If you found your way here…
chances are you’re concerned about the dangerous path humanity is on. Continuing with business-as-usual means big trouble, now and for generations to come. In principle, we can still change course. But avoiding the worst and achieving the best of what’s possible at this point requires immediate and transformative action.
You may already be working — as teacher, researcher, activist, or some other kind of change agent — to help us transition toward a brighter future. Either way, you’re probably familiar with some of the difficulties of this work. How to coordinate so many different efforts? How to deal with conflicting values and goals? How to make change? Where to begin?
There’s no getting around it. The race to Transition is an Olympic-level challenge. And so far, we have not been up to the test.

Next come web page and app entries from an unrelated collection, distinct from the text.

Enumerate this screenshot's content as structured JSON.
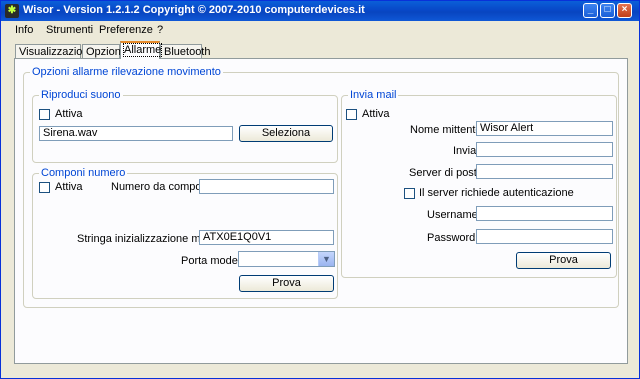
{
  "window": {
    "title": "Wisor - Version 1.2.1.2 Copyright © 2007-2010 computerdevices.it"
  },
  "menu": {
    "items": [
      "Info",
      "Strumenti",
      "Preferenze",
      "?"
    ]
  },
  "tabs": [
    {
      "label": "Visualizzazione"
    },
    {
      "label": "Opzioni"
    },
    {
      "label": "Allarme"
    },
    {
      "label": "Bluetooth"
    }
  ],
  "main": {
    "group_title": "Opzioni allarme rilevazione movimento",
    "sound": {
      "title": "Riproduci suono",
      "attiva_label": "Attiva",
      "file_value": "Sirena.wav",
      "select_button": "Seleziona"
    },
    "dial": {
      "title": "Componi numero",
      "attiva_label": "Attiva",
      "number_label": "Numero da comporre",
      "number_value": "",
      "init_label": "Stringa inizializzazione modem",
      "init_value": "ATX0E1Q0V1",
      "port_label": "Porta modem",
      "port_value": "",
      "test_button": "Prova"
    },
    "mail": {
      "title": "Invia mail",
      "attiva_label": "Attiva",
      "sender_label": "Nome mittente",
      "sender_value": "Wisor Alert",
      "to_label": "Invia a",
      "to_value": "",
      "server_label": "Server di posta",
      "server_value": "",
      "auth_label": "Il server richiede autenticazione",
      "user_label": "Username",
      "user_value": "",
      "pass_label": "Password",
      "pass_value": "",
      "test_button": "Prova"
    }
  }
}
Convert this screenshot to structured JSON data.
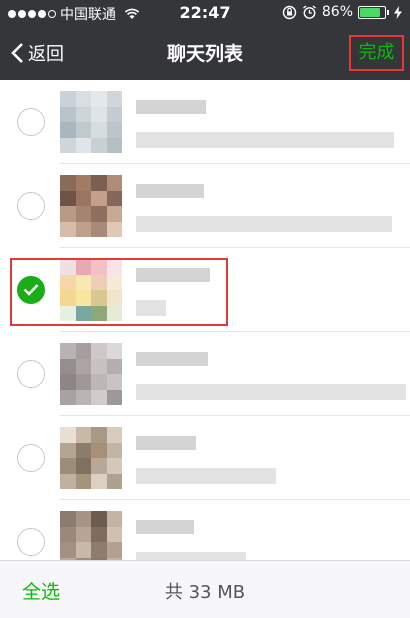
{
  "statusbar": {
    "carrier": "中国联通",
    "time": "22:47",
    "battery_text": "86%",
    "battery_level": 0.86
  },
  "navbar": {
    "back_label": "返回",
    "title": "聊天列表",
    "done_label": "完成"
  },
  "bottombar": {
    "select_all_label": "全选",
    "total_label": "共 33 MB"
  },
  "chats": [
    {
      "selected": false
    },
    {
      "selected": false
    },
    {
      "selected": true
    },
    {
      "selected": false
    },
    {
      "selected": false
    },
    {
      "selected": false
    }
  ],
  "colors": {
    "accent": "#09bb07",
    "check": "#1aad19",
    "highlight": "#e53935",
    "bar": "#34363a"
  }
}
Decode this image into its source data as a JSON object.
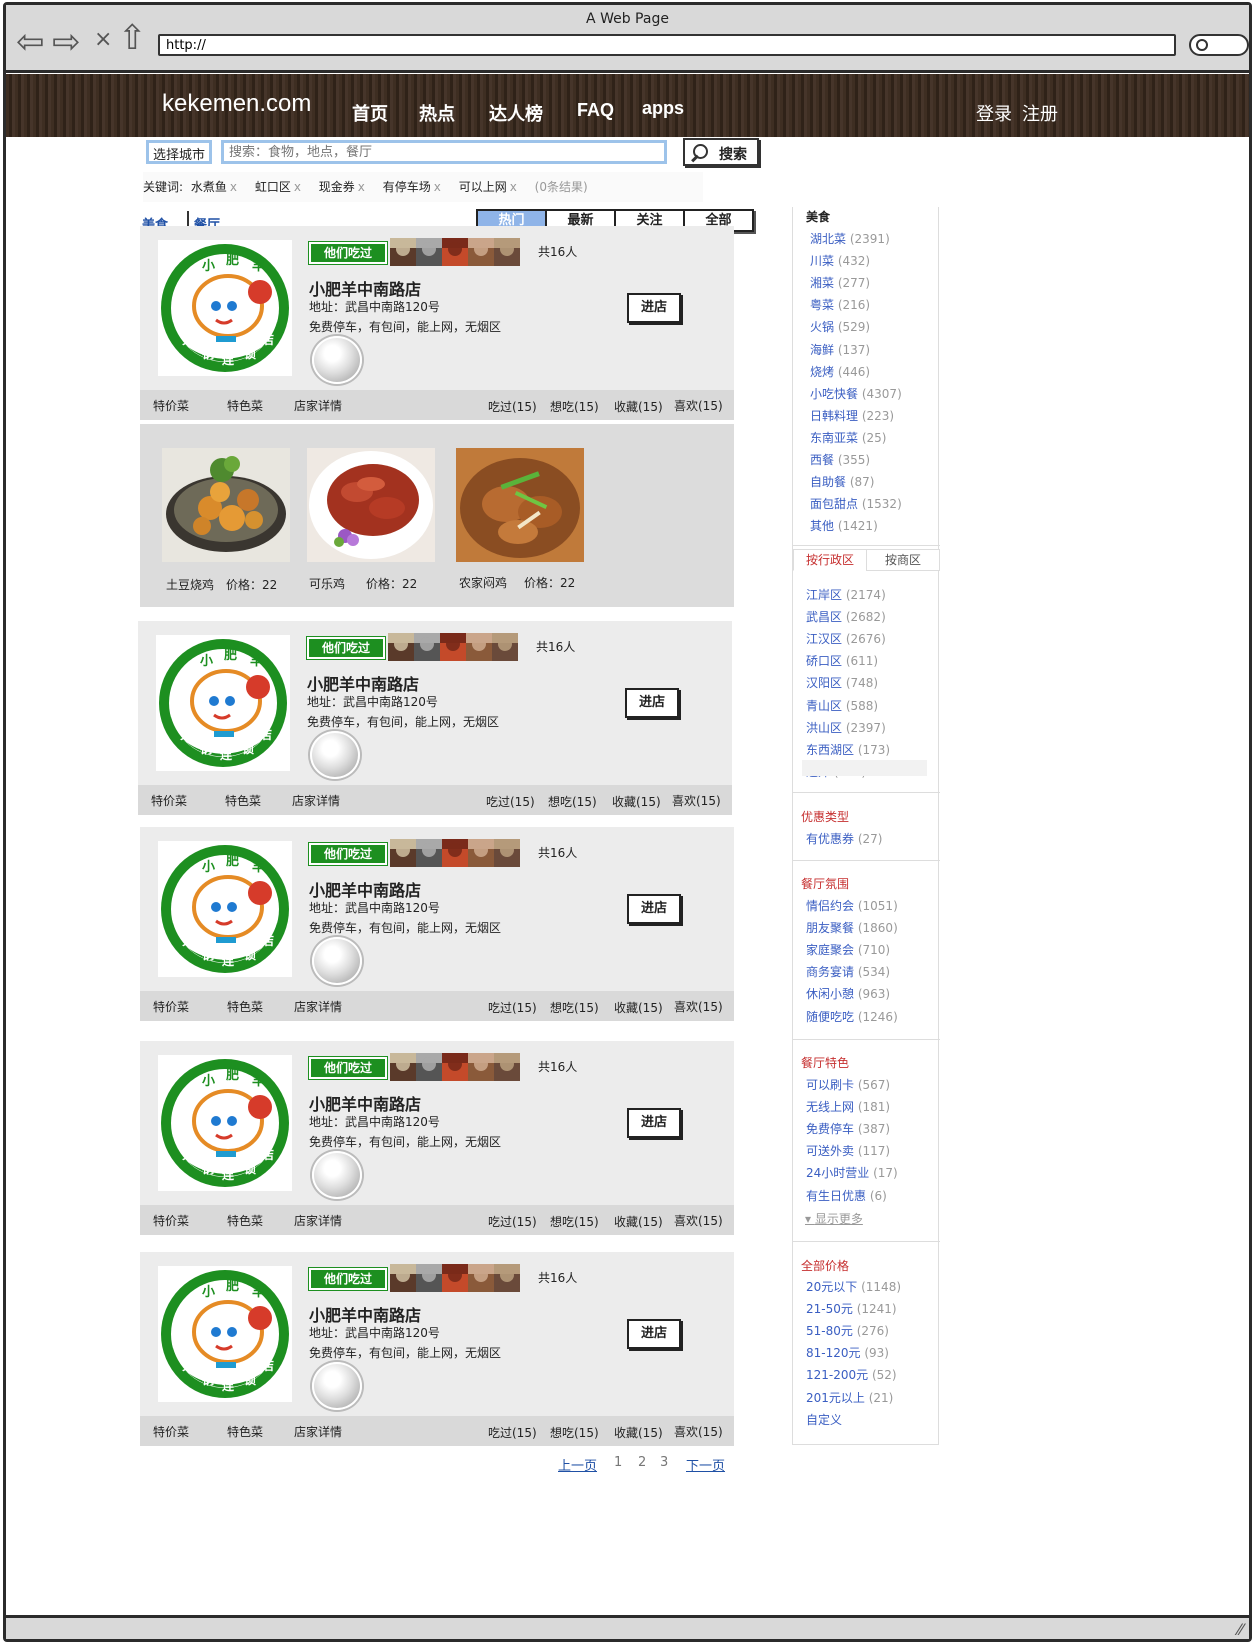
{
  "window_title": "A Web Page",
  "address": "http://",
  "site": {
    "logo": "kekemen.com",
    "nav": [
      "首页",
      "热点",
      "达人榜",
      "FAQ",
      "apps"
    ],
    "login": "登录",
    "register": "注册"
  },
  "search": {
    "city": "选择城市",
    "query_placeholder": "搜索：食物，地点，餐厅",
    "button": "搜索"
  },
  "filters": {
    "label": "关键词:",
    "items": [
      "水煮鱼",
      "虹口区",
      "现金券",
      "有停车场",
      "可以上网"
    ],
    "result": "(0条结果)"
  },
  "category_tabs": [
    "美食",
    "餐厅"
  ],
  "sort_tabs": [
    "热门",
    "最新",
    "关注",
    "全部"
  ],
  "colors": {
    "accent_blue": "#8fb4e8",
    "badge_green": "#1d8f20",
    "header_brown": "#3e2e22",
    "sidebar_red": "#c62f2f"
  },
  "restaurants": [
    {
      "badge": "他们吃过",
      "count": "共16人",
      "name": "小肥羊中南路店",
      "address": "地址：武昌中南路120号",
      "features": "免费停车，有包间，能上网，无烟区",
      "enter": "进店",
      "links": [
        "特价菜",
        "特色菜",
        "店家详情"
      ],
      "stats": [
        "吃过(15)",
        "想吃(15)",
        "收藏(15)",
        "喜欢(15)"
      ]
    },
    {
      "badge": "他们吃过",
      "count": "共16人",
      "name": "小肥羊中南路店",
      "address": "地址：武昌中南路120号",
      "features": "免费停车，有包间，能上网，无烟区",
      "enter": "进店",
      "links": [
        "特价菜",
        "特色菜",
        "店家详情"
      ],
      "stats": [
        "吃过(15)",
        "想吃(15)",
        "收藏(15)",
        "喜欢(15)"
      ]
    },
    {
      "badge": "他们吃过",
      "count": "共16人",
      "name": "小肥羊中南路店",
      "address": "地址：武昌中南路120号",
      "features": "免费停车，有包间，能上网，无烟区",
      "enter": "进店",
      "links": [
        "特价菜",
        "特色菜",
        "店家详情"
      ],
      "stats": [
        "吃过(15)",
        "想吃(15)",
        "收藏(15)",
        "喜欢(15)"
      ]
    },
    {
      "badge": "他们吃过",
      "count": "共16人",
      "name": "小肥羊中南路店",
      "address": "地址：武昌中南路120号",
      "features": "免费停车，有包间，能上网，无烟区",
      "enter": "进店",
      "links": [
        "特价菜",
        "特色菜",
        "店家详情"
      ],
      "stats": [
        "吃过(15)",
        "想吃(15)",
        "收藏(15)",
        "喜欢(15)"
      ]
    },
    {
      "badge": "他们吃过",
      "count": "共16人",
      "name": "小肥羊中南路店",
      "address": "地址：武昌中南路120号",
      "features": "免费停车，有包间，能上网，无烟区",
      "enter": "进店",
      "links": [
        "特价菜",
        "特色菜",
        "店家详情"
      ],
      "stats": [
        "吃过(15)",
        "想吃(15)",
        "收藏(15)",
        "喜欢(15)"
      ]
    }
  ],
  "logo_text": {
    "top": [
      "小",
      "肥",
      "羊"
    ],
    "bottom": [
      "火",
      "锅",
      "连",
      "锁",
      "店"
    ]
  },
  "dishes": [
    {
      "name": "土豆烧鸡",
      "price": "价格：22"
    },
    {
      "name": "可乐鸡",
      "price": "价格：22"
    },
    {
      "name": "农家闷鸡",
      "price": "价格：22"
    }
  ],
  "pagination": {
    "prev": "上一页",
    "pages": [
      "1",
      "2",
      "3"
    ],
    "next": "下一页"
  },
  "sidebar": {
    "cuisine_title": "美食",
    "cuisines": [
      {
        "name": "湖北菜",
        "count": "(2391)"
      },
      {
        "name": "川菜",
        "count": "(432)"
      },
      {
        "name": "湘菜",
        "count": "(277)"
      },
      {
        "name": "粤菜",
        "count": "(216)"
      },
      {
        "name": "火锅",
        "count": "(529)"
      },
      {
        "name": "海鲜",
        "count": "(137)"
      },
      {
        "name": "烧烤",
        "count": "(446)"
      },
      {
        "name": "小吃快餐",
        "count": "(4307)"
      },
      {
        "name": "日韩料理",
        "count": "(223)"
      },
      {
        "name": "东南亚菜",
        "count": "(25)"
      },
      {
        "name": "西餐",
        "count": "(355)"
      },
      {
        "name": "自助餐",
        "count": "(87)"
      },
      {
        "name": "面包甜点",
        "count": "(1532)"
      },
      {
        "name": "其他",
        "count": "(1421)"
      }
    ],
    "area_tabs": [
      "按行政区",
      "按商区"
    ],
    "districts": [
      {
        "name": "江岸区",
        "count": "(2174)"
      },
      {
        "name": "武昌区",
        "count": "(2682)"
      },
      {
        "name": "江汉区",
        "count": "(2676)"
      },
      {
        "name": "硚口区",
        "count": "(611)"
      },
      {
        "name": "汉阳区",
        "count": "(748)"
      },
      {
        "name": "青山区",
        "count": "(588)"
      },
      {
        "name": "洪山区",
        "count": "(2397)"
      },
      {
        "name": "东西湖区",
        "count": "(173)"
      },
      {
        "name": "近郊",
        "count": "(262)"
      }
    ],
    "discount_title": "优惠类型",
    "discounts": [
      {
        "name": "有优惠券",
        "count": "(27)"
      }
    ],
    "atmosphere_title": "餐厅氛围",
    "atmospheres": [
      {
        "name": "情侣约会",
        "count": "(1051)"
      },
      {
        "name": "朋友聚餐",
        "count": "(1860)"
      },
      {
        "name": "家庭聚会",
        "count": "(710)"
      },
      {
        "name": "商务宴请",
        "count": "(534)"
      },
      {
        "name": "休闲小憩",
        "count": "(963)"
      },
      {
        "name": "随便吃吃",
        "count": "(1246)"
      }
    ],
    "feature_title": "餐厅特色",
    "features": [
      {
        "name": "可以刷卡",
        "count": "(567)"
      },
      {
        "name": "无线上网",
        "count": "(181)"
      },
      {
        "name": "免费停车",
        "count": "(387)"
      },
      {
        "name": "可送外卖",
        "count": "(117)"
      },
      {
        "name": "24小时营业",
        "count": "(17)"
      },
      {
        "name": "有生日优惠",
        "count": "(6)"
      }
    ],
    "show_more": "显示更多",
    "price_title": "全部价格",
    "prices": [
      {
        "name": "20元以下",
        "count": "(1148)"
      },
      {
        "name": "21-50元",
        "count": "(1241)"
      },
      {
        "name": "51-80元",
        "count": "(276)"
      },
      {
        "name": "81-120元",
        "count": "(93)"
      },
      {
        "name": "121-200元",
        "count": "(52)"
      },
      {
        "name": "201元以上",
        "count": "(21)"
      },
      {
        "name": "自定义",
        "count": ""
      }
    ]
  }
}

There are several things holding us back, but at the heart of them are distorted views of ourselves, each other, and our place in the world.

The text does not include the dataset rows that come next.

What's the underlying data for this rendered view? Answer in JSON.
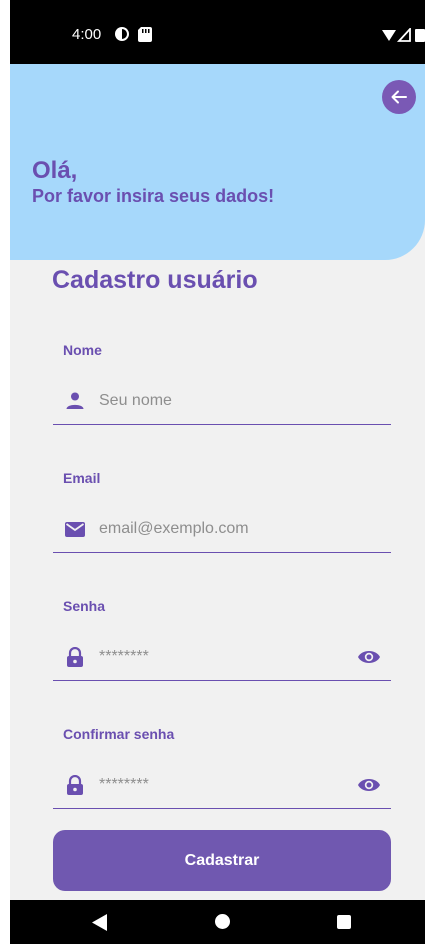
{
  "status_bar": {
    "time": "4:00"
  },
  "header": {
    "greeting": "Olá,",
    "subtitle": "Por favor insira seus dados!",
    "back_icon": "arrow-left-icon"
  },
  "form": {
    "title": "Cadastro usuário",
    "fields": [
      {
        "label": "Nome",
        "placeholder": "Seu nome",
        "icon": "person-icon"
      },
      {
        "label": "Email",
        "placeholder": "email@exemplo.com",
        "icon": "envelope-icon"
      },
      {
        "label": "Senha",
        "placeholder": "********",
        "icon": "lock-icon",
        "toggle_icon": "eye-icon"
      },
      {
        "label": "Confirmar senha",
        "placeholder": "********",
        "icon": "lock-icon",
        "toggle_icon": "eye-icon"
      }
    ],
    "submit_label": "Cadastrar"
  },
  "colors": {
    "primary": "#6a4fb0",
    "button": "#7058b0",
    "header_bg": "#a6d8fb",
    "page_bg": "#f1f1f1"
  }
}
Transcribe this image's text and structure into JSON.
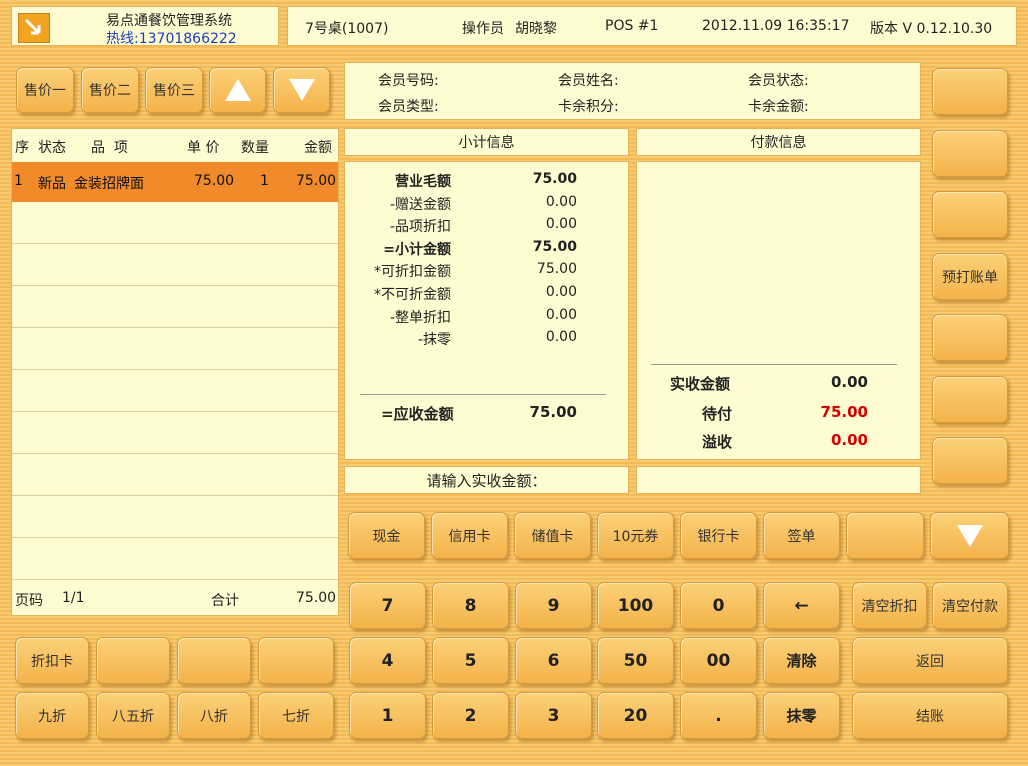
{
  "app": {
    "title": "易点通餐饮管理系统",
    "hotline": "热线:13701866222"
  },
  "header": {
    "table": "7号桌(1007)",
    "operator_label": "操作员",
    "operator_name": "胡晓黎",
    "pos": "POS #1",
    "datetime": "2012.11.09 16:35:17",
    "version": "版本 V 0.12.10.30"
  },
  "price_buttons": [
    "售价一",
    "售价二",
    "售价三"
  ],
  "order_table": {
    "headers": {
      "seq": "序",
      "status": "状态",
      "item": "品  项",
      "price": "单 价",
      "qty": "数量",
      "amount": "金额"
    },
    "rows": [
      {
        "seq": "1",
        "status": "新品",
        "item": "金装招牌面",
        "price": "75.00",
        "qty": "1",
        "amount": "75.00"
      }
    ],
    "page_label": "页码",
    "page_value": "1/1",
    "total_label": "合计",
    "total_value": "75.00"
  },
  "member": {
    "number_label": "会员号码:",
    "name_label": "会员姓名:",
    "status_label": "会员状态:",
    "type_label": "会员类型:",
    "points_label": "卡余积分:",
    "balance_label": "卡余金额:"
  },
  "subtotal": {
    "header": "小计信息",
    "lines": [
      {
        "label": "营业毛额",
        "value": "75.00",
        "bold": true
      },
      {
        "label": "-赠送金额",
        "value": "0.00",
        "bold": false
      },
      {
        "label": "-品项折扣",
        "value": "0.00",
        "bold": false
      },
      {
        "label": "=小计金额",
        "value": "75.00",
        "bold": true
      },
      {
        "label": "*可折扣金额",
        "value": "75.00",
        "bold": false
      },
      {
        "label": "*不可折金额",
        "value": "0.00",
        "bold": false
      },
      {
        "label": "-整单折扣",
        "value": "0.00",
        "bold": false
      },
      {
        "label": "-抹零",
        "value": "0.00",
        "bold": false
      }
    ],
    "receivable_label": "=应收金额",
    "receivable_value": "75.00"
  },
  "payment": {
    "header": "付款信息",
    "received_label": "实收金额",
    "received_value": "0.00",
    "pending_label": "待付",
    "pending_value": "75.00",
    "overflow_label": "溢收",
    "overflow_value": "0.00",
    "red_color": "#d40000"
  },
  "input_prompt": "请输入实收金额：",
  "pay_methods": [
    "现金",
    "信用卡",
    "储值卡",
    "10元券",
    "银行卡",
    "签单"
  ],
  "right_column": [
    "",
    "",
    "",
    "预打账单",
    "",
    "",
    ""
  ],
  "keypad": {
    "row1": [
      "7",
      "8",
      "9",
      "100",
      "0",
      "←"
    ],
    "row2": [
      "4",
      "5",
      "6",
      "50",
      "00",
      "清除"
    ],
    "row3": [
      "1",
      "2",
      "3",
      "20",
      ".",
      "抹零"
    ]
  },
  "actions": {
    "clear_discount": "清空折扣",
    "clear_payment": "清空付款",
    "back": "返回",
    "checkout": "结账"
  },
  "discount_buttons": {
    "row1": [
      "折扣卡",
      "",
      "",
      ""
    ],
    "row2": [
      "九折",
      "八五折",
      "八折",
      "七折"
    ]
  },
  "colors": {
    "selected_row": "#f08a2a",
    "panel_bg": "#fffcd2",
    "button": "#f7be5a"
  }
}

Ultimately, our ability to guide socio-environmental change more intentionally in a positive direction depends on a better understanding of how reality works.

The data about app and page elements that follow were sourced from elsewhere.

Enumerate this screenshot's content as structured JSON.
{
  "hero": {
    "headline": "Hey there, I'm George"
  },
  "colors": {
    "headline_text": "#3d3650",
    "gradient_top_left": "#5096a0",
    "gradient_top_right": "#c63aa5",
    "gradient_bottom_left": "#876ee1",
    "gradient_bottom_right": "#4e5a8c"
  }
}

In short, we need new ways of seeing and being. This blog is meant to help.
Informed by more than 20 years as an interdisciplinary teacher-scholar in sociology and environmental studies, and by my recent book, Beyond the Knowledge Crisis, “Getting to Know Reality” strikes at the root of our crises: the problematic paradigms shaping the systems within which we operate and through which we impact the world and its inhabitants.
In it you’ll find mind-shifting insights, along with resources to help you develop, use, and share them in practical ways to:
- Guide class development and day-to-day planning
- Facilitate collaboration across disciplines
- Inform socio-environmental research
- Highlight entry points of action for positive change
- Cultivate a sense of orientation in an otherwise disorienting world
- And more
Although changing how we think may seem insignificant in the face of the massive challenges we face, “paradigm shift,” it is widely agreed, is the foundation on which any hope of a successful Transition rests.
So, if you’d like to better understand what changing the paradigm actually means, or you want to be part of making it happen, or you could just use a little help navigating the interdisciplinary tangle of socio-environmental studies (or all of the above) then this blog is for you.